Black drum and sheepshead fishing has been pretty good along the ICW. Target these fish around docks, jetties, and big oyster rock structures with Carolina-rigged fresh shrimp.
With water temperatures getting up close to 60 degrees, the speckled trout action is starting to pick back up. It has been a bit of an “off” bite over the last few weeks, but this could turn around with the weather change. Anglers will find some larger trout around when night fishing around the full moon this month.
Off the beach, anglers are waiting for winds to subside to run the offshore wrecks for large black sea bass.
Bonito will be arriving any day now. Target these surface-feeding schools in the 20-60’ depth range.
The first wave of bluefish will be mixed in this same area.
By the end of April, we should be seeing the first spanish mackerel arrive, along with larger schools of bait.
Ray, of Spring Tide Guide Service, reports that with the weather finally warming up, anglers are seeing the speckled trout bite turn on. The bonus of having very little recent rains is the New River area is producing more action. These trout are hitting bigger baits as it gets closer to spring. Storm swimbaits, Betts Halo Shad, and MirrOlure MR-17s and MR-27s in a wide variety of colors have all been producing strikes. On the cooler days, soft plastic Gulp and Storm shrimp imitation baits are working best.
A few red drum are mixed in with the trout. Over the next month, the red drum action should pick up as the schools near the ocean start breaking up and spreading throughout the area.
Nearshore fishing is just starting up, with bonito arriving in the 1-3 mile range. Anglers’ favorite tactic is throwing Big Nic Spanish Candy jigs at the surface-feeding schools. When marking the fish deeper, trolling also produces strikes with Yo-Zuri deep divers, Drone spoons, and Clarkspoons being the top choices. This bonito action tends to be hot and fast, with action sticking around for 2-3 weeks.

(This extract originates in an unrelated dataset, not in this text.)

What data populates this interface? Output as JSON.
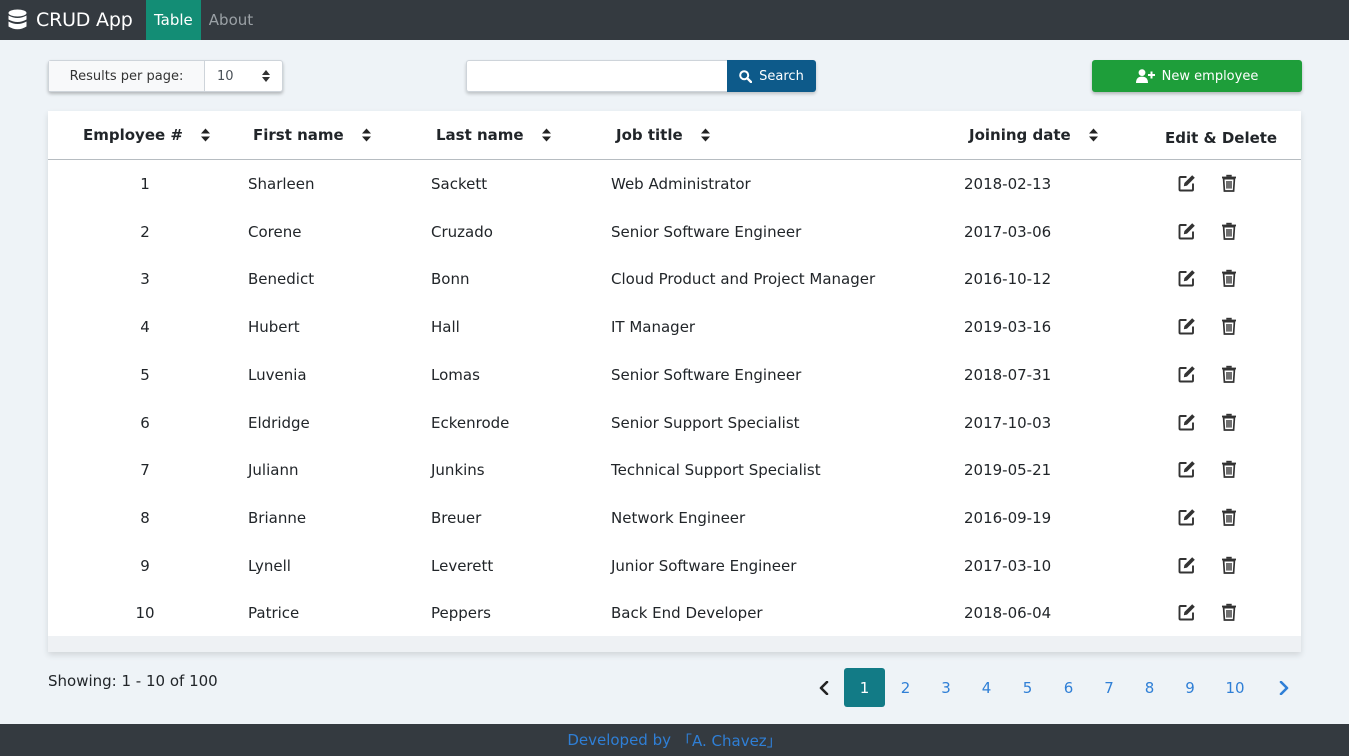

Shortly behind the schools of bonito are huge spanish mackerel. These schools will be arriving along with the menhaden pods. Casting Big Nic lures at the bait schools or flipping live menhaden at the edges will net some of these larger spanish.

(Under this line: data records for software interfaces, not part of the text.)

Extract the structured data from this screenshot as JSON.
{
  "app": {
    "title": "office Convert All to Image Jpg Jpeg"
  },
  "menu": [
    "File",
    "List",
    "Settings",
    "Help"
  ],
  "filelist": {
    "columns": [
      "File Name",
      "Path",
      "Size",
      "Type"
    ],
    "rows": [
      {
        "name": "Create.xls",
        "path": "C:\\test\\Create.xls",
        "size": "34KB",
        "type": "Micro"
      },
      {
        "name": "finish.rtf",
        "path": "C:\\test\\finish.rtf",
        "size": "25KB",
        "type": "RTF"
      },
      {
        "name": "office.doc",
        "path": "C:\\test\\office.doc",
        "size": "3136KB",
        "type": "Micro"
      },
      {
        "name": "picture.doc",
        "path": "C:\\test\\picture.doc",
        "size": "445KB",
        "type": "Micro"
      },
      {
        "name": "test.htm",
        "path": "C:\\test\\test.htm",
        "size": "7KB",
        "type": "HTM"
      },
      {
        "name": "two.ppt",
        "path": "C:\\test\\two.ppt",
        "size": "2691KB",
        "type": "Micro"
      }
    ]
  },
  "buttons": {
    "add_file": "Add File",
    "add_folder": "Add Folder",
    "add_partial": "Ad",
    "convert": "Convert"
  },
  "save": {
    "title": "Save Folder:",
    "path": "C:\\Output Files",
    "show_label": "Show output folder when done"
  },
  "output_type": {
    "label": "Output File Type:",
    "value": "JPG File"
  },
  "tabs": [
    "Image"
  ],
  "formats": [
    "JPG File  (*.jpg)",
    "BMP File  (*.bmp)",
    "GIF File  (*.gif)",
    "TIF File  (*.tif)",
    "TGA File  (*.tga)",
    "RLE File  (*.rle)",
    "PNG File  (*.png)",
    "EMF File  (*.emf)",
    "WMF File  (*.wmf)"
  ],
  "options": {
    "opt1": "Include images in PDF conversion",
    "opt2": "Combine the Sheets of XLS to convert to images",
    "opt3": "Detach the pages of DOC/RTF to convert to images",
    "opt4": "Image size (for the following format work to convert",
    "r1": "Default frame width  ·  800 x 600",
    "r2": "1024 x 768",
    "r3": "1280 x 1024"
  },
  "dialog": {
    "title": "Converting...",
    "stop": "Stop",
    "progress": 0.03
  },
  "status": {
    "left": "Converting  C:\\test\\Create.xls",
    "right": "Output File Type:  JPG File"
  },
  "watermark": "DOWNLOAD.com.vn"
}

Jim, of Plan 9 Charters, reports that bluefish have started to arrive in the area. These schools are holding from the surf zone out to about 5 miles. This first wave has anglers seeing plenty of 1-2 lb. fish.
Schools of false albacore are being found from nearshore structure out to 15 miles. This is also a precursor to bonito which should be arriving any day.
Black sea bass fishing has been steady, with most of the larger fish holding outside the 15-mile mark.
The plentiful black sea bass nearshore are mixed in with grunts, porgies, tautogs, and sheepshead. Cut squid or minnows fished on bottom rigs has been best for all the structure-oriented species.
Tasha, of Jolly Roger Pier, reports that sea mullet are showing up in good numbers for anglers fishing bottom-rigged baits.
Over the next few weeks, red drum should be showing up more often. Cut finger mullet and shrimp will produce those strikes.
Black drum will be caught using the same bottom-rigged shrimp targeting sea mullet.
Speckled trout could make a run along the surf zone as they move around outside the inlets.
Garrison, of Surf City Pier, reports that sea mullet are the main catch in daily counts. They tend to be the first species to arrive at the coast to signal spring-time fishing.
Shortly behind should be the arrival of pufferfish. They will be feeding on shrimp fished along the bottom.
A mix of black drum will be included with the bottom fish action.
Schools of bluefish should be showing up soon.
Spanish mackerel come in behind the bluefish, but with this year’s weather, anglers are not expecting them until the end of the month.
Tyler, of Seaview Pier, reports that sea mullet are out in good numbers for anglers looking to take advantage of the good weather days.
Most of the other species haven’t shown up in any real numbers yet, but anglers expect to see speckled trout, black drum, and red drum in the counts over the next few weeks.
Bluefish and spanish mackerel should also be showing up this month, with the spanish arriving mainly towards the end of April.